In the current economy, law firms are struggling to meet rising demands while maintaining a healthy culture. Many law firms are attempting to become “full service” and consist of many types of lawyers. Often, these firms have a wide range of practice groups, and their shared overhead is supported by the non-profit nature of their practices. Despite these challenges, many law firms are continuing to adopt shared overhead strategies.
A common question is, “Why do law firms exist and not just individual lawyers?” The answer is often “our lawyers.” By this, most law firm leaders are referring to specialized areas of practice such as IP, tax, M&A, and employment. This acknowledges the specialized role of lawyers as technical experts, diagnosing and addressing legal problems. This trend is only intensifying, as knowledge changes and the pace of change increases.
Large law firms, on the other hand, specialize in many areas of law. These large firms usually consist of several attorneys and span several states. The work of these law firms is often multi-disciplinary, and they often represent high-stake entities. However, some larger law firms represent individuals with legal issues spanning several practice areas. For example, a litigation law firm handles litigation, while a transactional law firm takes care of the heavy paperwork that goes along with such cases.

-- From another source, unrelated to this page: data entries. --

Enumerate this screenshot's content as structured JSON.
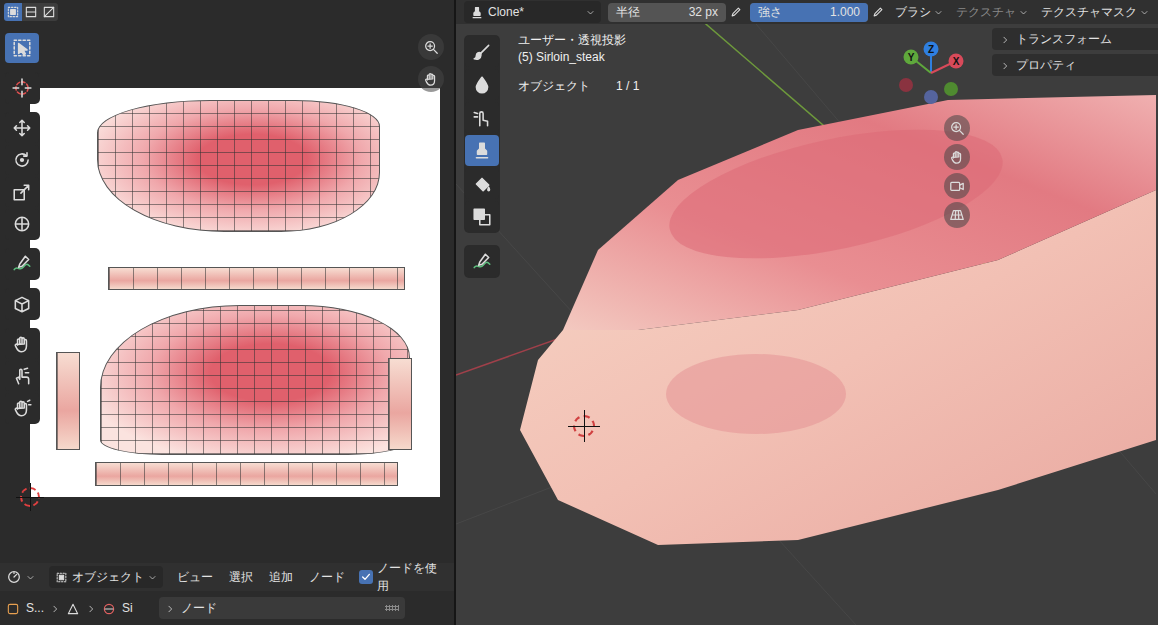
{
  "uv_editor": {
    "select_modes": [
      {
        "selected": true
      },
      {
        "selected": false
      },
      {
        "selected": false
      }
    ],
    "tools": [
      {
        "selected": true
      },
      {
        "selected": false
      },
      {
        "selected": false
      },
      {
        "selected": false
      },
      {
        "selected": false
      },
      {
        "selected": false
      },
      {
        "selected": false
      },
      {
        "selected": false
      },
      {
        "selected": false
      },
      {
        "selected": false
      },
      {
        "selected": false
      }
    ],
    "header": {
      "mode": "オブジェクト",
      "menus": [
        "ビュー",
        "選択",
        "追加",
        "ノード"
      ],
      "use_nodes": {
        "label": "ノードを使用",
        "checked": true
      }
    },
    "breadcrumb": {
      "object": "S...",
      "material": "Si"
    },
    "panels": [
      {
        "label": "ノード",
        "expanded": false
      }
    ]
  },
  "viewport": {
    "header": {
      "brush": "Clone*",
      "fields": [
        {
          "label": "半径",
          "value": "32 px"
        },
        {
          "label": "強さ",
          "value": "1.000",
          "level": 1
        }
      ],
      "menus": [
        {
          "label": "ブラシ",
          "disabled": false
        },
        {
          "label": "テクスチャ",
          "disabled": true
        },
        {
          "label": "テクスチャマスク",
          "disabled": false
        }
      ]
    },
    "overlay": {
      "view": "ユーザー・透視投影",
      "object": "(5) Sirloin_steak",
      "count_label": "オブジェクト",
      "count": "1 / 1"
    },
    "sidebar_tabs": [
      {
        "label": "トランスフォーム",
        "expanded": false
      },
      {
        "label": "プロパティ",
        "expanded": false
      }
    ],
    "gizmo": {
      "axes": [
        {
          "label": "Z",
          "color": "#2f7fe0"
        },
        {
          "label": "Y",
          "color": "#5fa83c"
        },
        {
          "label": "X",
          "color": "#d84a5a"
        }
      ],
      "negative_axes": [
        {
          "color": "#55649e"
        },
        {
          "color": "#4f8a30"
        },
        {
          "color": "#8a3340"
        }
      ]
    },
    "tools": [
      {
        "selected": false
      },
      {
        "selected": false
      },
      {
        "selected": false
      },
      {
        "selected": true
      },
      {
        "selected": false
      },
      {
        "selected": false
      },
      {
        "selected": false
      }
    ]
  }
}
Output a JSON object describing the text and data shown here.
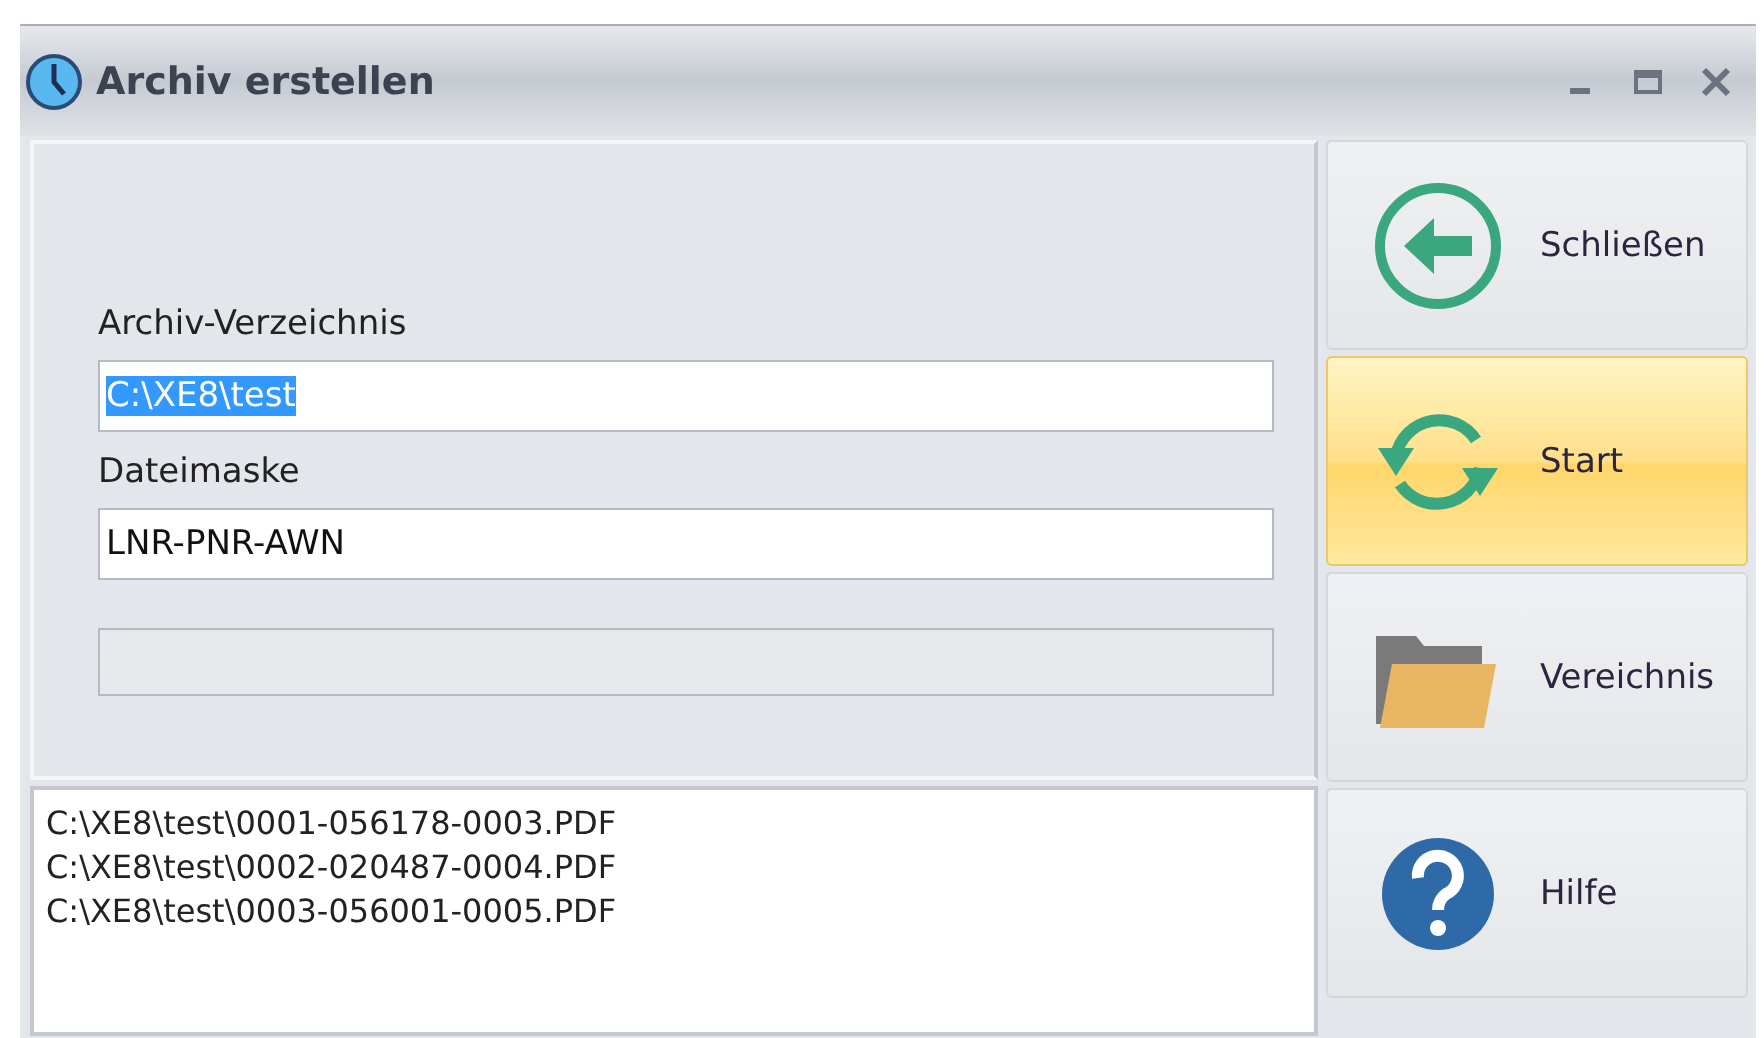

Another reason law firms exist is that lawyers can’t practice outside of their chosen area. In some cases, lawyers will join law firms with other lawyers who have similar expertise, and this is advantageous for both sides. For example, a transactional attorney may never enter a courtroom. However, a litigation attorney may practice in a complex legal matter. They share the same clientele and the same brand name.